- Any communications you receive from this point forward, put in a special safe place. If you get emails, print them out. If they call you, keep a written log when they called, who you spoke with, and what the conversation was about.
- Put a copy of your letter and the certified mail receipt from the post office in that special safe place as well.
- Once the company receives your letter and signs for it you will get the return receipt card back in the mail. Put that card in your special safe place.
- Contact your bank and find out what you need to do to stop any additional debits by the company from your account. The bank may say you will have to change your checking account number.
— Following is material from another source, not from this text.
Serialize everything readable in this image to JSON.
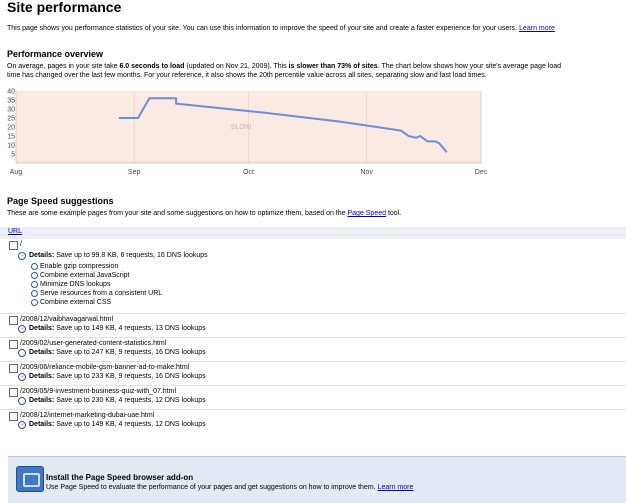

Yes, that’s a pain in the ass but it will absolutely prevent future debits.
- If your money is being deposited into a third-party escrow account, contact the escrow company, tell them you want a full refund of the money in your account and you want to close your account.
- If the company does not contact or respond to you by the date you specified in the letter, do what you said you would do and file the complaints.
- If the company does respond and makes you a partial refund offer that is acceptable to you, accept the offer but make sure the offer does not come with a requirement for you to waive any of your rights. Some companies want people to sign statements they will not speak out against the company or waive any further claim against the company. If the company has harmed you that seems like an unreasonable thing for you to waive. However only you can decide what is best for you to do when presented with an offer. If you unsure what rights you may waive then find a local attorney licensed in your state for help.
- If the offer is not acceptable or the company does not respond then file a complaint with the people I mentioned above. If you are sending your complaint by mail to those other resources, including copies of your original letter and the return receipt card showing the company received it. Send these complaints by mail using certified mail, return receipt requested as well. The goal here is to document everything.
- Put a copy of all your complaints and proof you mailed them in your special place.
- Send the company copies of the complaints you send to others as you send them. Send them to the debt settlement company by certified mail, return receipt requested.
- Put all return receipt cards you get back in your special place.
- If you file your complaint online and get an email or some other proof that you submitted a complaint, print that out and put it in your special place.
- Once you file complaints with the folks I listed above, you may notice the company is much more willing to refund your money and put this matter behind them. They want to avoid irritating state regulators, damaging their BBB reputation, and becoming the subject of an FTC, or CFPB investigation.
- If you file a complaint with the people above, it may or may not result in a refund to you but it will put the company on their radar for future enforcement action against them.
- If you still have not received a fair and reasonable refund then contact your local court and find out how to sue the company in small claims court for your refund. Typically the amounts claimed are eligible to be pursued by individuals this way. And if you go this route all those documents you’ve placed in your special place will come in very handy, Take them all with you when you go for your court date.
- If you are not confident to file your small claims suit then find a local consumer advocate attorney here.
If you have paid thousands of dollars to a debt relief company you are claiming has not helped you, while the process above is a bit time consuming and involves some cost, it will be a worthwhile attempt to get a refund.
Most people that follow this process should expect to get a reasonable refund or an entire refund of the fees paid if you file your request before the company files for bankruptcy. In my experience, debt relief companies that start not communicating well and are not reasonable are headed to an unfortunate end. Some file for bankruptcy protection and some just vanish.
If you are still unhappy with the company, feel free to file a scam report here.
Originally published June 30, 2010.